There is no single cause of personality disorders, but several risk factors make them more likely to occur. Individuals who have suffered abuse, neglect, or adverse experiences during childhood may be at a higher risk. Additionally, people who have undergone major life changes, such as the loss of a loved one or the experience of a traumatic event, are also at increased risk. There is also a genetic link, and when an immediate family member has a personality disorder, others in the family may be more prone to develop it too.

V. Discussing Therapies

People with personality disorders require specialized treatment. Often medication alone is not enough to manage the condition, and successful treatment requires long-term psychotherapy that provides a supportive environment, helps the person develop coping mechanisms, and increases self-awareness. Various types of psychotherapy are used to treat personality disorders, including cognitive-behavioral therapy (CBT), dialectical behavior therapy (DBT), and psychodynamic therapy. These therapies help improve emotional regulation, which is often a significant challenge for those living with personality disorders.

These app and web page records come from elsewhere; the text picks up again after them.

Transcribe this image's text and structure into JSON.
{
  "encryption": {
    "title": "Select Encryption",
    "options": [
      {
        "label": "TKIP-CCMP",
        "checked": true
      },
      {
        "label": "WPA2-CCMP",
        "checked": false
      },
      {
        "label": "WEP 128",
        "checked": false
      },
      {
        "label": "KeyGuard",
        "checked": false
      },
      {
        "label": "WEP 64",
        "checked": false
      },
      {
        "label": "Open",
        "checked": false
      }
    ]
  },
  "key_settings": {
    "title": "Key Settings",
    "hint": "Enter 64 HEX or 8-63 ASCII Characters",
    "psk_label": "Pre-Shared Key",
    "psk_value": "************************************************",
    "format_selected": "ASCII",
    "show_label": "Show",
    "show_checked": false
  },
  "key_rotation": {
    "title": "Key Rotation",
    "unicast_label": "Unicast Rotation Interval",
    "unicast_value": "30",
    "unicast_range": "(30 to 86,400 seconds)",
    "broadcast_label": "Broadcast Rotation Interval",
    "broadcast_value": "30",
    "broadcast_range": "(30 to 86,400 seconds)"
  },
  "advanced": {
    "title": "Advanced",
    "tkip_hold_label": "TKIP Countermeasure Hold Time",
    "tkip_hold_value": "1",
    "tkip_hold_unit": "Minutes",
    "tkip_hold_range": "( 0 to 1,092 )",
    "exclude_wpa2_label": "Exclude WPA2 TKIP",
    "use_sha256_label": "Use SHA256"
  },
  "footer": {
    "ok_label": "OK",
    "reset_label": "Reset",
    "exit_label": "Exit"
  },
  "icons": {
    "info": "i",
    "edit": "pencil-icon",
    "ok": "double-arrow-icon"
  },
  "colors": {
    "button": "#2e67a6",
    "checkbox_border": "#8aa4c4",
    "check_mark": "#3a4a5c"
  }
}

VI. Examining the Stigma

Personality disorders and the people who live with them are often stigmatized in our society. People with the condition are often seen as “crazy” or “difficult,” which makes it more challenging for them to get the support and help they need. Stigma is a major barrier to treatment, and recognizing the myth that surrounds it is essential. Educating yourself and others about personality disorders, treating the person with respect and compassion, and understanding that they are not their disorder helps to overcome stigma.

VII. Exploring Healing and Recovery

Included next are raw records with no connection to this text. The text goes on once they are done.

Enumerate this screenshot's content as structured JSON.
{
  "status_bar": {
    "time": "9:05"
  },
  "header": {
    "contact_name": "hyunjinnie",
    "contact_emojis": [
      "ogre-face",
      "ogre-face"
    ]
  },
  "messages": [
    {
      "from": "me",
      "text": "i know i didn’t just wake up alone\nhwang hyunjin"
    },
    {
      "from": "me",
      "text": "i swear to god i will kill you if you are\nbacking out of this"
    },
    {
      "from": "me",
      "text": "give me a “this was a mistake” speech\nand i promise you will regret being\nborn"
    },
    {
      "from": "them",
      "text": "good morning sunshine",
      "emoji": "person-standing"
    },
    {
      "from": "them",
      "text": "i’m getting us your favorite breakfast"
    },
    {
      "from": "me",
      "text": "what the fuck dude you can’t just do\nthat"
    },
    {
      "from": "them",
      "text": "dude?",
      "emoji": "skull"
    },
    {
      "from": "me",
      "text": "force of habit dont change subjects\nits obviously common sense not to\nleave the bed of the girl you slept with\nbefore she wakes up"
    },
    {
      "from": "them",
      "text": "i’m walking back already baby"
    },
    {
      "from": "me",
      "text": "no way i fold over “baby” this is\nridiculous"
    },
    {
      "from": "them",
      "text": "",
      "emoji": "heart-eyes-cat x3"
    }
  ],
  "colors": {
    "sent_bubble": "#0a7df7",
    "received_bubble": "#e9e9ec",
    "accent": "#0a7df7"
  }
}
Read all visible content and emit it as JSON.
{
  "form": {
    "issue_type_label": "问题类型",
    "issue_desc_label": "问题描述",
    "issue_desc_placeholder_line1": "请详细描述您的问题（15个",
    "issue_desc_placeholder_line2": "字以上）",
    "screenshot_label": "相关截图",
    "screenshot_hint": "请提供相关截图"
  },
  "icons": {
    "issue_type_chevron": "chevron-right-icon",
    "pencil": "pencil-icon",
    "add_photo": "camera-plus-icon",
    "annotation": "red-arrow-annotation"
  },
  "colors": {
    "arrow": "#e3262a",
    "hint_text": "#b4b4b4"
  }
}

While personality disorders are not cured, they can be managed successfully, and people can live fulfilling lives with the right treatment and support. One way of healing and recovering is by developing a personalized treatment plan that addresses individual needs. Effective self-care strategies for people with personality disorders include maintaining regular exercise, sleep schedules, and a healthy diet. Additionally, develop a reliable network of social support, such as family, friends, or support groups, and try to participate in activities that bring joy and a sense of purpose.

VIII. Conclusion

Personality disorders are challenging, but there is hope for individuals with the condition. Understanding the risk factors, diagnosis, and treatment options mentioned in this article are crucial steps towards managing the disorder. Furthermore, it is essential to remove stigma and shame associated with personality disorders and become advocates for proper care for people living with personality disorders. With personalized treatment and support, individuals with personality disorders can live productive and fulfilling lives.

(Note: Is this article not meeting your expectations? Do you have knowledge or insights to share? Unlock new opportunities and expand your reach by joining our authors team. Click Registration to join us and share your expertise with our readers.)

By Happy Sharer

Hi, I'm Happy Sharer and I love sharing interesting and useful knowledge with others. I have a passion for learning and enjoy explaining complex concepts in a simple way.

Leave a Reply

Your email address will not be published. Required fields are marked *